## DATA UNDER STUDY
************
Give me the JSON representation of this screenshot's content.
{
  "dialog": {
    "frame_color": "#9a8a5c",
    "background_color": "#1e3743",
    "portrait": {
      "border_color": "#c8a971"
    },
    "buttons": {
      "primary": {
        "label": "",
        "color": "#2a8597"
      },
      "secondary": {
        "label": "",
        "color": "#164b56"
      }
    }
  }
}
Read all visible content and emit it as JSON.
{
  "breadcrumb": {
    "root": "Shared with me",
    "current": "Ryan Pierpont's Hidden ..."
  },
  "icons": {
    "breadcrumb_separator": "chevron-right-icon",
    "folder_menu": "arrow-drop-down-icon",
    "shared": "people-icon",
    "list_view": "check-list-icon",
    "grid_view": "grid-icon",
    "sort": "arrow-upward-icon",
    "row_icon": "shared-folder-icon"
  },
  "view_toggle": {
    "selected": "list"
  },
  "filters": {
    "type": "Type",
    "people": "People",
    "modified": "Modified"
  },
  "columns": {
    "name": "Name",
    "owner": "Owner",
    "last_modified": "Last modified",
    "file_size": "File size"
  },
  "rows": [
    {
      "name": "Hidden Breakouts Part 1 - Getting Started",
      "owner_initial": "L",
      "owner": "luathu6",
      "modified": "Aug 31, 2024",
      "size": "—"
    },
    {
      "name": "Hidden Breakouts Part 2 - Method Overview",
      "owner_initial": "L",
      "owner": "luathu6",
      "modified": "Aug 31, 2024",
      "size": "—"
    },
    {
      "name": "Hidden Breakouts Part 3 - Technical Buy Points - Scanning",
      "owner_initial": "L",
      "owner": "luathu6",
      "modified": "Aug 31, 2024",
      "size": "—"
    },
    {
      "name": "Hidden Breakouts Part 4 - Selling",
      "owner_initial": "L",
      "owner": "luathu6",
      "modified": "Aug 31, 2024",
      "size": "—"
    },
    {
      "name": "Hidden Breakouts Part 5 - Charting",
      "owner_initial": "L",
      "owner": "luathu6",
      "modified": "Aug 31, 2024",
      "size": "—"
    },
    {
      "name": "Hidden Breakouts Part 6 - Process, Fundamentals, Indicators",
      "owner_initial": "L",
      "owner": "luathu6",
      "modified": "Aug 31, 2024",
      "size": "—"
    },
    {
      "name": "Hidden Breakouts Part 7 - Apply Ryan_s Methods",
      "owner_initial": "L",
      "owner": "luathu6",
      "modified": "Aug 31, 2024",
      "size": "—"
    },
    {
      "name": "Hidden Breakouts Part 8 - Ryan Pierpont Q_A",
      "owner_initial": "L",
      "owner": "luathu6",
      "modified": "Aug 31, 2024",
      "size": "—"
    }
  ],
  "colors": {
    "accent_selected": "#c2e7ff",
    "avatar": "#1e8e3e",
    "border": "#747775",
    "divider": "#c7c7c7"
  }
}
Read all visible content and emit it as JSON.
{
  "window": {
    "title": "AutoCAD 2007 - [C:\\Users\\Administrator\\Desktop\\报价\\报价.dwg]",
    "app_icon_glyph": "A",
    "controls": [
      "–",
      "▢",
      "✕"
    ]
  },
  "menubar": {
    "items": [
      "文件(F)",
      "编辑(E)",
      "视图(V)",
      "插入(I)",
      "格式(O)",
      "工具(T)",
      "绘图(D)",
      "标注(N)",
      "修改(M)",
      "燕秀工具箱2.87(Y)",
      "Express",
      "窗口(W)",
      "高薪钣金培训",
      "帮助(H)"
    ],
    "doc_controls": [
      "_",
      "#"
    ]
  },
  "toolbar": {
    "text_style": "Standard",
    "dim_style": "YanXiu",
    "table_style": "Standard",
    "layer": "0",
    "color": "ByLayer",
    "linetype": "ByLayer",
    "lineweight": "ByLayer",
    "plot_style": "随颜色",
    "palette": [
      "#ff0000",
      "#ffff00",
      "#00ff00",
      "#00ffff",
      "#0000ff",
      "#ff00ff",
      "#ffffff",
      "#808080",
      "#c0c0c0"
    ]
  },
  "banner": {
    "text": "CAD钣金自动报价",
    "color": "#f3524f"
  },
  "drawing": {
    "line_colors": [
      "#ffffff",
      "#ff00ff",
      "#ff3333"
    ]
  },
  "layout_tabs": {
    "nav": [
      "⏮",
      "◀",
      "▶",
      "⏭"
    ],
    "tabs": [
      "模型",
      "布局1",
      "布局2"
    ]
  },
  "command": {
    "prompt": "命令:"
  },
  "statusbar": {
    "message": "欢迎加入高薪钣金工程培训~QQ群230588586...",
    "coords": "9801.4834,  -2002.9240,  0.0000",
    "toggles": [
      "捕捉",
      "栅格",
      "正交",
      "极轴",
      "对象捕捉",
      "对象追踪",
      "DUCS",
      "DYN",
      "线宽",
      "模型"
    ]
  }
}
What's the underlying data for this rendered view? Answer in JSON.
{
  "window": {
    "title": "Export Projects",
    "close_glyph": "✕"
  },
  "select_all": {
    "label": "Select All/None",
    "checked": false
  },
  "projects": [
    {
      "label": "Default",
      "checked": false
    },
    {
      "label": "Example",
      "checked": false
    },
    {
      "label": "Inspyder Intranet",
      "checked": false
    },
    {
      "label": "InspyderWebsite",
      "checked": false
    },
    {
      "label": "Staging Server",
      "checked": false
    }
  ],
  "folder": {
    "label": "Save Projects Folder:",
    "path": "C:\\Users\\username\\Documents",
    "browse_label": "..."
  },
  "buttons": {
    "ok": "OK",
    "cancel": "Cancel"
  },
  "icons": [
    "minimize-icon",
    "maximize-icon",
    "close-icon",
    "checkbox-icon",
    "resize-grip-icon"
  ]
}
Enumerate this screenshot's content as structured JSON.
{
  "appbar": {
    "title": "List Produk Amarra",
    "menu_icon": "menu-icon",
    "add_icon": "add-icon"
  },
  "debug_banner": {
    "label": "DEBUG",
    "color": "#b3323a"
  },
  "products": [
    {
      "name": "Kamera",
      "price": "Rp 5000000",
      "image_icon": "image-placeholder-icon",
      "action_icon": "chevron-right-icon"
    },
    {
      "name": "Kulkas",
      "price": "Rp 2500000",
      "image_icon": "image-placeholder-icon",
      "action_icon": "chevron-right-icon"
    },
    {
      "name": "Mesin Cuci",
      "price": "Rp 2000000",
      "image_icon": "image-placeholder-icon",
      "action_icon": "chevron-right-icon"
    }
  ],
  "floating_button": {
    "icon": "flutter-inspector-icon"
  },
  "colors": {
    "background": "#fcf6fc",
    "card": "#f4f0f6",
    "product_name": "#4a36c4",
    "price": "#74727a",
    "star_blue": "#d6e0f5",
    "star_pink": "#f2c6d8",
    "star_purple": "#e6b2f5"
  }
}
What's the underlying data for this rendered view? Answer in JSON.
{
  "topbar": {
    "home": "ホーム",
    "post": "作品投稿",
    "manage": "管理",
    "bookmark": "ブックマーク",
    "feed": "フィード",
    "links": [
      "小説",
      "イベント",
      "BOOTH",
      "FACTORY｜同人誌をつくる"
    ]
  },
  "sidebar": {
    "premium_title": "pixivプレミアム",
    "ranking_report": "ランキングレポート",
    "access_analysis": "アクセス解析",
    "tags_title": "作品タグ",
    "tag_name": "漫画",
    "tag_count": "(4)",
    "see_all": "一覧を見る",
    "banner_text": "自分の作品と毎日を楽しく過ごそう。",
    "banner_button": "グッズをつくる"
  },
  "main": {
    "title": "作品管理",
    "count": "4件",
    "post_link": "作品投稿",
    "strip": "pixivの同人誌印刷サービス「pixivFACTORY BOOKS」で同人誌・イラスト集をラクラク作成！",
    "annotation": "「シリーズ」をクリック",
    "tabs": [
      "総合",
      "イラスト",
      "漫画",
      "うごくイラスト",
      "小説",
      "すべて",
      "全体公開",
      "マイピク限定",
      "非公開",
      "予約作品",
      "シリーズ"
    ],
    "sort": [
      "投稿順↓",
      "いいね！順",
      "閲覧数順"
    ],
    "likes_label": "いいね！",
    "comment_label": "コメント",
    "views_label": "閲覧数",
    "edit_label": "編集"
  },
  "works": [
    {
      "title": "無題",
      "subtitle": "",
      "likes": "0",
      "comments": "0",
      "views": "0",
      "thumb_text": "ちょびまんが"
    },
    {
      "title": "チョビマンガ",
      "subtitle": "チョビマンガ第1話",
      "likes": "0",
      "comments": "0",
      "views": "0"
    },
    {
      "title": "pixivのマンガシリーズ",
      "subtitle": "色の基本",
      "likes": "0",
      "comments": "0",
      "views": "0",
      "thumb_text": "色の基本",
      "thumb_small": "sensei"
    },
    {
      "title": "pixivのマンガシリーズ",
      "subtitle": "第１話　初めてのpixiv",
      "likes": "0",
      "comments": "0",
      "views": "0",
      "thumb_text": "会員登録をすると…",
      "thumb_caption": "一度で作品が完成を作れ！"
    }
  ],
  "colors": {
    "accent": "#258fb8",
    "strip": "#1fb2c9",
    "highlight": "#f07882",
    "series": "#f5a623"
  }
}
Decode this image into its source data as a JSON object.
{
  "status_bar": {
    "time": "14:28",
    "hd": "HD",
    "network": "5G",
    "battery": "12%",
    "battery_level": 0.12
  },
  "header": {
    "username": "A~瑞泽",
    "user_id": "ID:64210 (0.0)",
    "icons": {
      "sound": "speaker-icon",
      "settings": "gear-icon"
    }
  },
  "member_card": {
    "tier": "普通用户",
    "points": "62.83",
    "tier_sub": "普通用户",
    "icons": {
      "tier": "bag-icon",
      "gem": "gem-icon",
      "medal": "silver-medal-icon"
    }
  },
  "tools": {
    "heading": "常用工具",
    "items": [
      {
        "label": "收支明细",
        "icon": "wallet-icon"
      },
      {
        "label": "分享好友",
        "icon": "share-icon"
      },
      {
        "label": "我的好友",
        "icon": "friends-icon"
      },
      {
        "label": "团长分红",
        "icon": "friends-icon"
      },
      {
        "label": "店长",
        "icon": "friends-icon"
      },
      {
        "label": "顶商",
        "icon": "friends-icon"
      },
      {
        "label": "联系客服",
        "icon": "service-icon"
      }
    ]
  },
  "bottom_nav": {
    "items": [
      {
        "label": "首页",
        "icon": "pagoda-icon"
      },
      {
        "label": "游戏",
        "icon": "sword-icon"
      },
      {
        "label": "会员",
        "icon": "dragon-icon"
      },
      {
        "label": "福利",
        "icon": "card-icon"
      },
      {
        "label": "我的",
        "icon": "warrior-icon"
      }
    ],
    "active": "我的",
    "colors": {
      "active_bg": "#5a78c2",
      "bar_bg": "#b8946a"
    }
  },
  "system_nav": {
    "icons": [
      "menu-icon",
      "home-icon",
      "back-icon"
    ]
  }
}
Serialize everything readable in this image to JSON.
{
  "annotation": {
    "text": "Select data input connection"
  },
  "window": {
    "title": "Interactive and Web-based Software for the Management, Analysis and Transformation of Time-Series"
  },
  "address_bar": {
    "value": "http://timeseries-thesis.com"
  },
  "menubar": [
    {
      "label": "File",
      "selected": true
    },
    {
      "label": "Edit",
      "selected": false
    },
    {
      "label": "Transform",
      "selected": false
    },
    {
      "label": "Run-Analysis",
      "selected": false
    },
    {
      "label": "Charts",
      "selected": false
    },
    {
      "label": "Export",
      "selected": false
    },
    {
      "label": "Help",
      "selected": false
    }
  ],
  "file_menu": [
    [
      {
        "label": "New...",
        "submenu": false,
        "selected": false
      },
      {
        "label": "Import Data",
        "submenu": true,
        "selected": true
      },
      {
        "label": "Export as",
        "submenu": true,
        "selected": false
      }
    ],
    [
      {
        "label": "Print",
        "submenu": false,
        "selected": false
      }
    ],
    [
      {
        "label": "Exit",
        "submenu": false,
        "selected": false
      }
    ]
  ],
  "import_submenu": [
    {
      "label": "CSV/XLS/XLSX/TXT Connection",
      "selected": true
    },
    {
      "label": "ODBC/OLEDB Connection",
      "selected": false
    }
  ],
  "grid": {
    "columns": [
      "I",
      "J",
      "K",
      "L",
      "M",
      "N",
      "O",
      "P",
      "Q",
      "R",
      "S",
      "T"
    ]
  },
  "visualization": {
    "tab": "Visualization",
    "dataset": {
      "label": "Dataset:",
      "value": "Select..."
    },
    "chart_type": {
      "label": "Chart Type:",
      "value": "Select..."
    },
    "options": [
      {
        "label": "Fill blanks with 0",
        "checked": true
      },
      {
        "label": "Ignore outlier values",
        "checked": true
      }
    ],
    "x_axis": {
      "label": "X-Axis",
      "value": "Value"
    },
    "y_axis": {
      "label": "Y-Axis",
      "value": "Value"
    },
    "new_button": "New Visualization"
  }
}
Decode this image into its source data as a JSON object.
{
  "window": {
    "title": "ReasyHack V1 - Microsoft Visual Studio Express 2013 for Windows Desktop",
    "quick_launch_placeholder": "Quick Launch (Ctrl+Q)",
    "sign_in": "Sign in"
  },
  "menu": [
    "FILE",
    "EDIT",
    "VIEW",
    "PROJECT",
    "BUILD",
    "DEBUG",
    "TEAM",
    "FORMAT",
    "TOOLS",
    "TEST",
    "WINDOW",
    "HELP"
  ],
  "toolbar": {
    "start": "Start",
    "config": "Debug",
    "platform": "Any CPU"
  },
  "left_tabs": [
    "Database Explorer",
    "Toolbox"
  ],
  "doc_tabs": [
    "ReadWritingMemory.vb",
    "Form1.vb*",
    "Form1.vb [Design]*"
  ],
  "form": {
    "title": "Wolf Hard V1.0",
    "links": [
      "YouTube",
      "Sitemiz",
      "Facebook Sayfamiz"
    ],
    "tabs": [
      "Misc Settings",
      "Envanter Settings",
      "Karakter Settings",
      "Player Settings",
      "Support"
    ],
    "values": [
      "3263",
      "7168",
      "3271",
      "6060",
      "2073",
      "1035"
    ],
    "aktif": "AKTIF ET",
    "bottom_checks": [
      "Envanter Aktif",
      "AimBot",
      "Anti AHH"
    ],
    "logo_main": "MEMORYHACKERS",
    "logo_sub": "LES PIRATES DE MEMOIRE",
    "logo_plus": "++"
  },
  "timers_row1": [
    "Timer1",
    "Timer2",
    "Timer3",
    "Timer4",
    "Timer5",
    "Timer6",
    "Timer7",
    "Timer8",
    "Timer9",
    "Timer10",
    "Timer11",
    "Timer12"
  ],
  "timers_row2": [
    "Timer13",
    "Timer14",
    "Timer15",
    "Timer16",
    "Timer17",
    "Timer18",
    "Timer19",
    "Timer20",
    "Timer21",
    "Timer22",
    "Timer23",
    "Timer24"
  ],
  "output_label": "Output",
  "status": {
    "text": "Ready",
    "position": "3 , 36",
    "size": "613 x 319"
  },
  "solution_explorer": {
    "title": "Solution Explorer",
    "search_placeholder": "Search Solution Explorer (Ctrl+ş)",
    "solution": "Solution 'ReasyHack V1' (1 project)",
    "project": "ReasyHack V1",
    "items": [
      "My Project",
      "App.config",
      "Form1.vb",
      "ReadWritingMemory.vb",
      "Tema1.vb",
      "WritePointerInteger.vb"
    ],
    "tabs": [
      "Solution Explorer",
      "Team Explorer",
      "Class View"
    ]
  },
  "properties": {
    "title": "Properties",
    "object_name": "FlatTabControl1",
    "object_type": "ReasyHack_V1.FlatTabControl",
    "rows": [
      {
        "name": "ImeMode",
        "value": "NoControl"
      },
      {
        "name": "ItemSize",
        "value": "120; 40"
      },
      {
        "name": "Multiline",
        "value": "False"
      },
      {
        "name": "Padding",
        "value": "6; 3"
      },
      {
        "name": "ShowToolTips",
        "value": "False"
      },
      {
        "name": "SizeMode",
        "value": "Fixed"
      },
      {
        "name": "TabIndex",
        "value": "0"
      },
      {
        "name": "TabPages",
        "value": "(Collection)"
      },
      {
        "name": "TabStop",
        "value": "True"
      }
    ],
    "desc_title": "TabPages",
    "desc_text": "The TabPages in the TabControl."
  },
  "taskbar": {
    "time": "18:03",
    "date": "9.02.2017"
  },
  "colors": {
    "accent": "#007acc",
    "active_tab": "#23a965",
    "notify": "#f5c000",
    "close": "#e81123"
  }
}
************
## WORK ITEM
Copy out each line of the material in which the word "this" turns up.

## RESPONSE
Give me the JSON representation of this screenshot's content.
What's the underlying data for this rendered view? Answer in JSON.
Enumerate this screenshot's content as structured JSON.
What's the underlying data for this rendered view? Answer in JSON.
Decode this image into its source data as a JSON object.
Serialize everything readable in this image to JSON.
Decode this image into its source data as a JSON object.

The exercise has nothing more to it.